How many twists and turns are there to come in the Night parrot story? And is John Young involved in all of them?

There is no doubt that John Young did ornithology a great service with his discovery of the Night parrot in 2013. He appears to have lost the plot since then though.

Night parrot: ‘Questions about the veracity’ of evidence for back-from-the-dead bird appearing in SA

Tegan Taylor
ABC Science

 12 October 2018 

Night parrots were thought to be extinct for 75 years, but repeated sightings in multiple locations have attracted huge interest in recent years. Supplied: Steve Murphy

Proof of a new night parrot population in South Australia is in doubt as the Australian Wildlife Conservancy has removed all information about the rare bird from its website.

The conservation group also confirmed that John Young, a senior ecologist who was instrumental in finding evidence about the bird, last month resigned from the organisation.

“We have received questions about the veracity of some of the content and we are investigating these matters,” a statement released last night by the AWC read.

“The Night Parrot content will not be republished until we receive the results of the independent investigation into the veracity of the work.”

John Young recently resigned from his position as senior field ecologist with the Australian Wildlife Conservancy. Supplied/file photo

The statement said Mr Young had resigned from the organisation last month after questions about the research were raised, and that he had indicated he would participate in the investigation.

The night parrot has been described as Australia’s most elusive native bird. They live on the ground in remote areas and are largely nocturnal, which combined with their low numbers makes them extremely difficult to find.

Night parrots have been independently confirmed in other regions, including Pullen Pullen reserve in western Queensland, the Great Sandy Desert and in the East Murchison in Western Australia.

Protecting night parrots in the Kimberley was cited as one of the aims of a recent increase in government support for Indigenous rangers in the region.

But the AWC’s claim of evidence that the birds are also in South Australia is now under a cloud.

Researchers found a zebra finch nest containing a feather they claimed was from a night parrot. Supplied: Australian Wildlife Conservancy 

What is the evidence in question?

The AWC reported that Mr Young and a colleague last year found a feather reputedly from a night parrot on Kalamurina Station, near northern Lake Eyre. It was tucked in the fluff and grass strands of a zebra finch nest.

The feather sent for analysis looked different to the one photographed in the nest, ornithologist Penelope Olsen said. Supplied: Australian Wildlife Conservancy 

The discovery seemed to be proof the bird was living in South Australia, the state where some of the very first night parrot specimens were collected in 1845. Since then, no firm evidence had been published that the bird still lived there.

But questions have been raised about the legitimacy of the feather discovery, including by Australian National University ornithologist Penelope Olsen, author of the book Night Parrot: Australia’s Most Elusive Bird.

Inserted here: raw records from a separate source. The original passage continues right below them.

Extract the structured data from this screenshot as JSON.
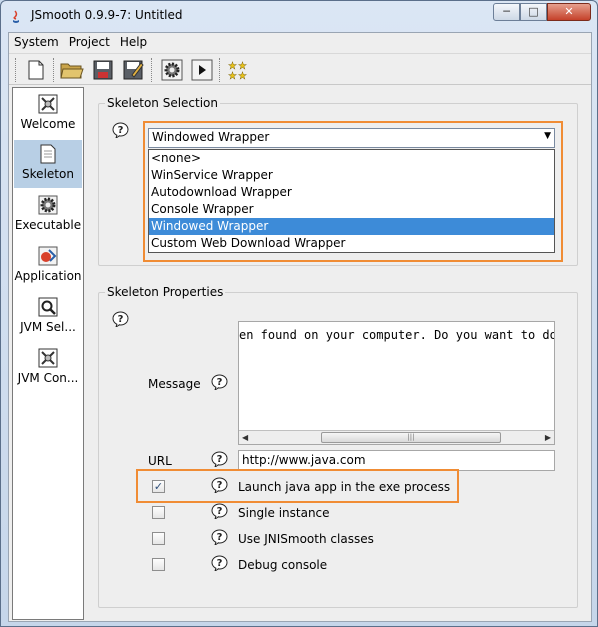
{
  "window": {
    "title": "JSmooth 0.9.9-7: Untitled",
    "minimize": "─",
    "maximize": "□",
    "close": "✕"
  },
  "menubar": {
    "items": [
      "System",
      "Project",
      "Help"
    ]
  },
  "toolbar": {
    "buttons": [
      {
        "icon": "new-file-icon"
      },
      {
        "icon": "open-folder-icon"
      },
      {
        "icon": "save-icon"
      },
      {
        "icon": "save-as-icon"
      },
      {
        "icon": "compile-gear-icon"
      },
      {
        "icon": "run-icon"
      },
      {
        "icon": "about-stars-icon"
      }
    ]
  },
  "nav": {
    "items": [
      {
        "label": "Welcome",
        "icon": "welcome-icon",
        "active": false
      },
      {
        "label": "Skeleton",
        "icon": "skeleton-icon",
        "active": true
      },
      {
        "label": "Executable",
        "icon": "executable-icon",
        "active": false
      },
      {
        "label": "Application",
        "icon": "application-icon",
        "active": false
      },
      {
        "label": "JVM Sel...",
        "icon": "jvm-selection-icon",
        "active": false
      },
      {
        "label": "JVM Con...",
        "icon": "jvm-config-icon",
        "active": false
      }
    ]
  },
  "skeleton_selection": {
    "title": "Skeleton Selection",
    "selected": "Windowed Wrapper",
    "options": [
      "<none>",
      "WinService Wrapper",
      "Autodownload Wrapper",
      "Console Wrapper",
      "Windowed Wrapper",
      "Custom Web Download Wrapper"
    ],
    "selected_index": 4
  },
  "skeleton_properties": {
    "title": "Skeleton Properties",
    "message_label": "Message",
    "message_text": "en found on your computer. Do you want to down",
    "url_label": "URL",
    "url_value": "http://www.java.com",
    "options": [
      {
        "label": "Launch java app in the exe process",
        "checked": true
      },
      {
        "label": "Single instance",
        "checked": false
      },
      {
        "label": "Use JNISmooth classes",
        "checked": false
      },
      {
        "label": "Debug console",
        "checked": false
      }
    ]
  },
  "colors": {
    "highlight": "#f08c34",
    "selection": "#3d8bd8",
    "nav_active": "#b8cfe5"
  }
}
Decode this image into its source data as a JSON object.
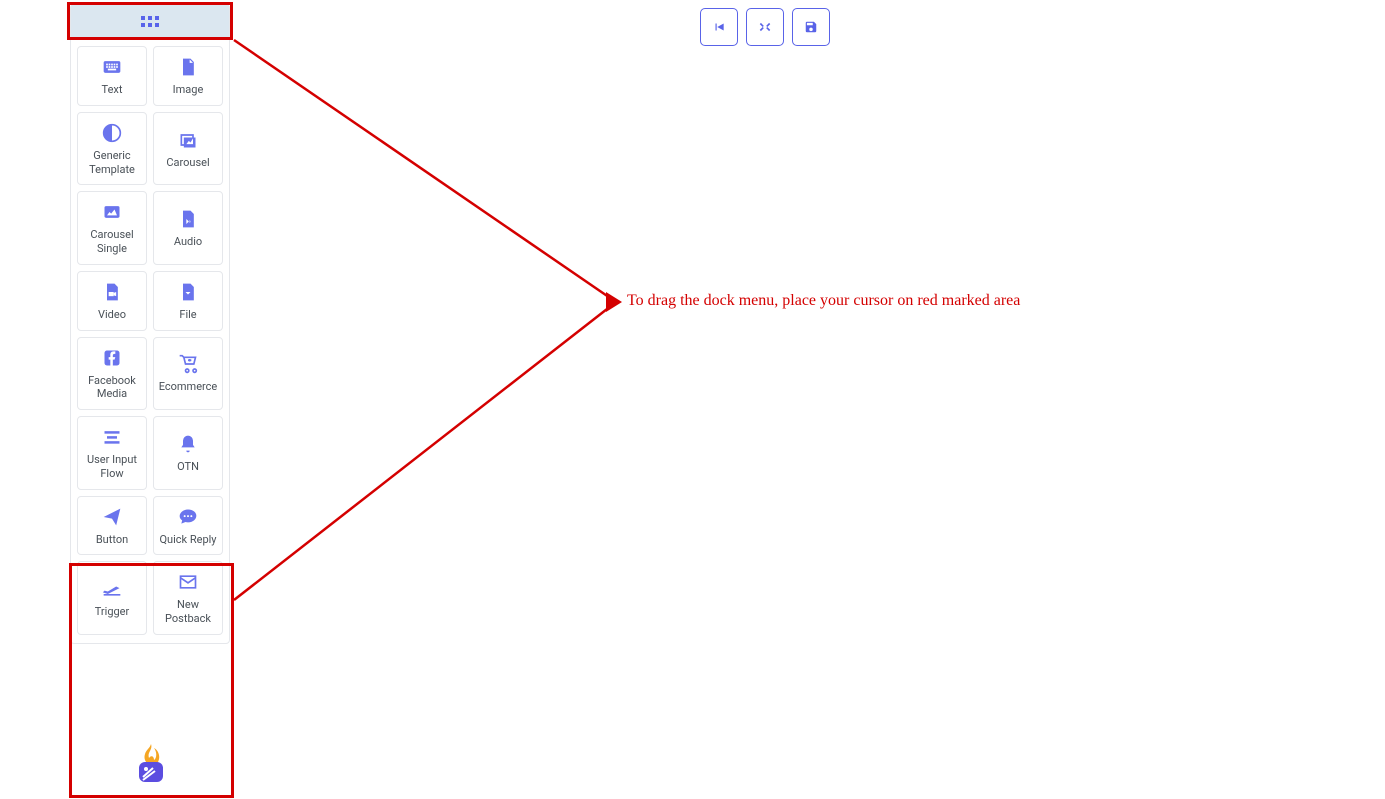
{
  "annotation": "To drag the dock menu, place your cursor on red marked area",
  "dock_items": [
    {
      "label": "Text"
    },
    {
      "label": "Image"
    },
    {
      "label": "Generic Template"
    },
    {
      "label": "Carousel"
    },
    {
      "label": "Carousel Single"
    },
    {
      "label": "Audio"
    },
    {
      "label": "Video"
    },
    {
      "label": "File"
    },
    {
      "label": "Facebook Media"
    },
    {
      "label": "Ecommerce"
    },
    {
      "label": "User Input Flow"
    },
    {
      "label": "OTN"
    },
    {
      "label": "Button"
    },
    {
      "label": "Quick Reply"
    },
    {
      "label": "Trigger"
    },
    {
      "label": "New Postback"
    }
  ],
  "toolbar": {
    "back": "",
    "arrange": "",
    "save": ""
  }
}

Dr Olsen said the feather shown in photos of the zebra finch nest looked markedly different to the feather sent off for analysis.

Concerns have also been expressed about a different photo, now removed from the AWC website, of a purported night parrot nest in the Diamantina region in Queensland’s central west.

This photo, purportedly of a night parrot nest, has since been removed from the AWC website amid questions it has been faked. Australian Wildlife Conservancy: John Young

Dr Olsen said the nest in the photo was missing many of the hallmarks seen in other night parrot nests, and the eggs in the picture looked as if they could be made of plaster.

“Blind Freddy can see that they’re fake eggs,” she said.

Queensland remains the state most closely associated with the night parrot’s survival — including the much-studied population in the Pullen Pullen Reserve, which was established specifically to protect the species.

This photo shows a night parrot nest in keeping with what appears in the historical literature, Dr Olsen said. Supplied: Steve Murphy

AWC is a registered charity, and its work maintaining private conservation sanctuaries around the country and conducting pest control and scientific research is funded primarily by donations.

Dr Olsen said if evidence had been falsified, it would complicate the effort to conserve the few birds that did remain in the environment.

“My worry is — and I know it’s happening already — mining companies are already saying, ‘These parrots are turning up everywhere, why do we have to do any IS [impact studies]? Why do we have to look for them?'”

Night parrots have been independently confirmed at Pullen Pullen Reserve in western Queensland. Supplied: Nicolas Leseberg/file photo